- What the task asks:
I'd like every record written out again, exactly as it is.

Dataset rows for apps and sites
_____

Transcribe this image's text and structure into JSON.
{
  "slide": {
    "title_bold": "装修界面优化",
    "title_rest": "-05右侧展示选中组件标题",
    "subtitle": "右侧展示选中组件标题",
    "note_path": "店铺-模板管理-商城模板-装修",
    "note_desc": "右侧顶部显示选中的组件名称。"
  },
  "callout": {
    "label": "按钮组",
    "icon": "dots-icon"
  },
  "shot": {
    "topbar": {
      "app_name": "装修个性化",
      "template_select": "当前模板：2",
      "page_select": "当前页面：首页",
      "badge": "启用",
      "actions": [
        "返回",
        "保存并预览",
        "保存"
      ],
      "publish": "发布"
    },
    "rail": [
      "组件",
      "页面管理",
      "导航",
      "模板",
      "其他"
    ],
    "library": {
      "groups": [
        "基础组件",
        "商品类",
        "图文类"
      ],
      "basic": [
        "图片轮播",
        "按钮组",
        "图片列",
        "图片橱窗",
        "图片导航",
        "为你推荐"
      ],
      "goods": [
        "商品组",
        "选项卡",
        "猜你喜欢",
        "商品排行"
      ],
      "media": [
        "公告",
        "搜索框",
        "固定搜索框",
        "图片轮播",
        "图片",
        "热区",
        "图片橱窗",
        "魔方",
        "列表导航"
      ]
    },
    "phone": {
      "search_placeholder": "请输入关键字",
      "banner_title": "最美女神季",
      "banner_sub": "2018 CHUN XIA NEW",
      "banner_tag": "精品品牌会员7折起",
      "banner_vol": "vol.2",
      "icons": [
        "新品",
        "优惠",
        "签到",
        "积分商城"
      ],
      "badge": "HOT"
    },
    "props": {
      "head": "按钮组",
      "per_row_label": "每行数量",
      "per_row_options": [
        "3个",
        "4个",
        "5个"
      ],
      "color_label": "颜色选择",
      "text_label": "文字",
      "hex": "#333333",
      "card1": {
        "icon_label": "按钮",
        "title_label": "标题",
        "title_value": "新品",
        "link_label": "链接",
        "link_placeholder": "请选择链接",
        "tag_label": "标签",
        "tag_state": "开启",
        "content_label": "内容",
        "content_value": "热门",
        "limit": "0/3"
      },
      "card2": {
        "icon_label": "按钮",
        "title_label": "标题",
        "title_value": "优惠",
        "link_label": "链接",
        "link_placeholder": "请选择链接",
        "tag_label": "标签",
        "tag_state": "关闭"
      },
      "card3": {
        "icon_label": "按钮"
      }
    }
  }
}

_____

- Task answer:
Transcribe this image's text and structure into JSON.
{
  "slide": {
    "title_bold": "装修界面优化",
    "title_rest": "-05右侧展示选中组件标题",
    "subtitle": "右侧展示选中组件标题",
    "note_path": "店铺-模板管理-商城模板-装修",
    "note_desc": "右侧顶部显示选中的组件名称。"
  },
  "callout": {
    "label": "按钮组",
    "icon": "dots-icon"
  },
  "shot": {
    "topbar": {
      "app_name": "装修个性化",
      "template_select": "当前模板：2",
      "page_select": "当前页面：首页",
      "badge": "启用",
      "actions": [
        "返回",
        "保存并预览",
        "保存"
      ],
      "publish": "发布"
    },
    "rail": [
      "组件",
      "页面管理",
      "导航",
      "模板",
      "其他"
    ],
    "library": {
      "groups": [
        "基础组件",
        "商品类",
        "图文类"
      ],
      "basic": [
        "图片轮播",
        "按钮组",
        "图片列",
        "图片橱窗",
        "图片导航",
        "为你推荐"
      ],
      "goods": [
        "商品组",
        "选项卡",
        "猜你喜欢",
        "商品排行"
      ],
      "media": [
        "公告",
        "搜索框",
        "固定搜索框",
        "图片轮播",
        "图片",
        "热区",
        "图片橱窗",
        "魔方",
        "列表导航"
      ]
    },
    "phone": {
      "search_placeholder": "请输入关键字",
      "banner_title": "最美女神季",
      "banner_sub": "2018 CHUN XIA NEW",
      "banner_tag": "精品品牌会员7折起",
      "banner_vol": "vol.2",
      "icons": [
        "新品",
        "优惠",
        "签到",
        "积分商城"
      ],
      "badge": "HOT"
    },
    "props": {
      "head": "按钮组",
      "per_row_label": "每行数量",
      "per_row_options": [
        "3个",
        "4个",
        "5个"
      ],
      "color_label": "颜色选择",
      "text_label": "文字",
      "hex": "#333333",
      "card1": {
        "icon_label": "按钮",
        "title_label": "标题",
        "title_value": "新品",
        "link_label": "链接",
        "link_placeholder": "请选择链接",
        "tag_label": "标签",
        "tag_state": "开启",
        "content_label": "内容",
        "content_value": "热门",
        "limit": "0/3"
      },
      "card2": {
        "icon_label": "按钮",
        "title_label": "标题",
        "title_value": "优惠",
        "link_label": "链接",
        "link_placeholder": "请选择链接",
        "tag_label": "标签",
        "tag_state": "关闭"
      },
      "card3": {
        "icon_label": "按钮"
      }
    }
  }
}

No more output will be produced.